§ Records:

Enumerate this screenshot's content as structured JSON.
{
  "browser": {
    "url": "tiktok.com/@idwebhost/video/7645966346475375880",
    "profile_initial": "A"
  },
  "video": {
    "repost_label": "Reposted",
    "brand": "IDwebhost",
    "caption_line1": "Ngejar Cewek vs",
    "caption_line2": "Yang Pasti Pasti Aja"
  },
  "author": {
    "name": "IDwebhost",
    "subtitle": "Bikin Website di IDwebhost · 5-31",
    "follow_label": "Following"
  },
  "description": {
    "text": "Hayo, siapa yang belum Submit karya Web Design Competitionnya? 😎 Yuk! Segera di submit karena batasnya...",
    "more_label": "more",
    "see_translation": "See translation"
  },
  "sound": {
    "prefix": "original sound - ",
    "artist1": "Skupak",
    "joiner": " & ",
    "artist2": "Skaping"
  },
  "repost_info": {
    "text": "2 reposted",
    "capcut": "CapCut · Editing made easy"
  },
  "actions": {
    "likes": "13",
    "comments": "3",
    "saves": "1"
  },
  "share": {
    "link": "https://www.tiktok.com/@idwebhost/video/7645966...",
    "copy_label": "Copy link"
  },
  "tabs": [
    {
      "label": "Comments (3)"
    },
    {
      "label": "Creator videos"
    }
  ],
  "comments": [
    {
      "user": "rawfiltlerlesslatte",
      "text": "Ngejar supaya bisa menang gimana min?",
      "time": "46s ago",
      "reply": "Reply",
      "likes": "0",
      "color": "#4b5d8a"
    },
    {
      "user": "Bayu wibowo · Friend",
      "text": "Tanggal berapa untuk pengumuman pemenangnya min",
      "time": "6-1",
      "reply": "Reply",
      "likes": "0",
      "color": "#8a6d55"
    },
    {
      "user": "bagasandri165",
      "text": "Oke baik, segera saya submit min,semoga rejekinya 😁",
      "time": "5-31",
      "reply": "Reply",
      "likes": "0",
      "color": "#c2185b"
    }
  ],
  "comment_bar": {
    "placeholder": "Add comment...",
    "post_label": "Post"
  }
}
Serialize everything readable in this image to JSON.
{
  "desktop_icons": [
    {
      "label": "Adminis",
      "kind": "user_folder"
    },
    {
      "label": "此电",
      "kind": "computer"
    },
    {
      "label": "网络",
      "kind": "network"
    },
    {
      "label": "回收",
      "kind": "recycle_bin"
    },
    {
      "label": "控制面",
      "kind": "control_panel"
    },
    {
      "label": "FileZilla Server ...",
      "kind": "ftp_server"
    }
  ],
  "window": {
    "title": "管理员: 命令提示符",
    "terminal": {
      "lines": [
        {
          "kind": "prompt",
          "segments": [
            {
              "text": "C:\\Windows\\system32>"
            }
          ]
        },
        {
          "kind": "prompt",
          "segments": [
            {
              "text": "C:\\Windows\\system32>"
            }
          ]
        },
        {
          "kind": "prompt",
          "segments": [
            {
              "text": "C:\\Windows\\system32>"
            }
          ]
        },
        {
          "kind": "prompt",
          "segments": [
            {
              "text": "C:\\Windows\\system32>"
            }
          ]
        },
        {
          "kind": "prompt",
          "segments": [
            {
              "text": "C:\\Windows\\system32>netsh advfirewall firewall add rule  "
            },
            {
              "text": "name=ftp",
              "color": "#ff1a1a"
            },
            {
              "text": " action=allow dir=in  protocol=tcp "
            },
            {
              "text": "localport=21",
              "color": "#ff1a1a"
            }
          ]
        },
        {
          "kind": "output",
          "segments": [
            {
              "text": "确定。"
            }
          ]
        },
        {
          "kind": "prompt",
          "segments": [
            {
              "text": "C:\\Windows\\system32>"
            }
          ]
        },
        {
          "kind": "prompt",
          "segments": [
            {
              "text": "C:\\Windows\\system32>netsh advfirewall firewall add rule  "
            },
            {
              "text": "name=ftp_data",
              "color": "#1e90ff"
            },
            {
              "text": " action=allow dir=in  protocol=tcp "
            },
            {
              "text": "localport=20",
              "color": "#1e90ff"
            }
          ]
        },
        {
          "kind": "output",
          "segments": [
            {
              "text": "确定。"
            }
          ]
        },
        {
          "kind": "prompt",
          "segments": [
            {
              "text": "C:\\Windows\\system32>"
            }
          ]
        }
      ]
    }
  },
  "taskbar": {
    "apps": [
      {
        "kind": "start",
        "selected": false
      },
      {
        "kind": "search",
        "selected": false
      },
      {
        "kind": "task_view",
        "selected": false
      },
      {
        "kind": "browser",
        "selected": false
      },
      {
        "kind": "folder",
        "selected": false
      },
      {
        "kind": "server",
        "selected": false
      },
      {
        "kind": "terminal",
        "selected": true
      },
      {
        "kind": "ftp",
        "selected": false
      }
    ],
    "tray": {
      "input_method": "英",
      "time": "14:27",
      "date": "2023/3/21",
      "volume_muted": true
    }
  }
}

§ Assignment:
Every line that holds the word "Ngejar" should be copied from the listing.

§ Exercise solution:
    "caption_line1": "Ngejar Cewek vs",
      "text": "Ngejar supaya bisa menang gimana min?",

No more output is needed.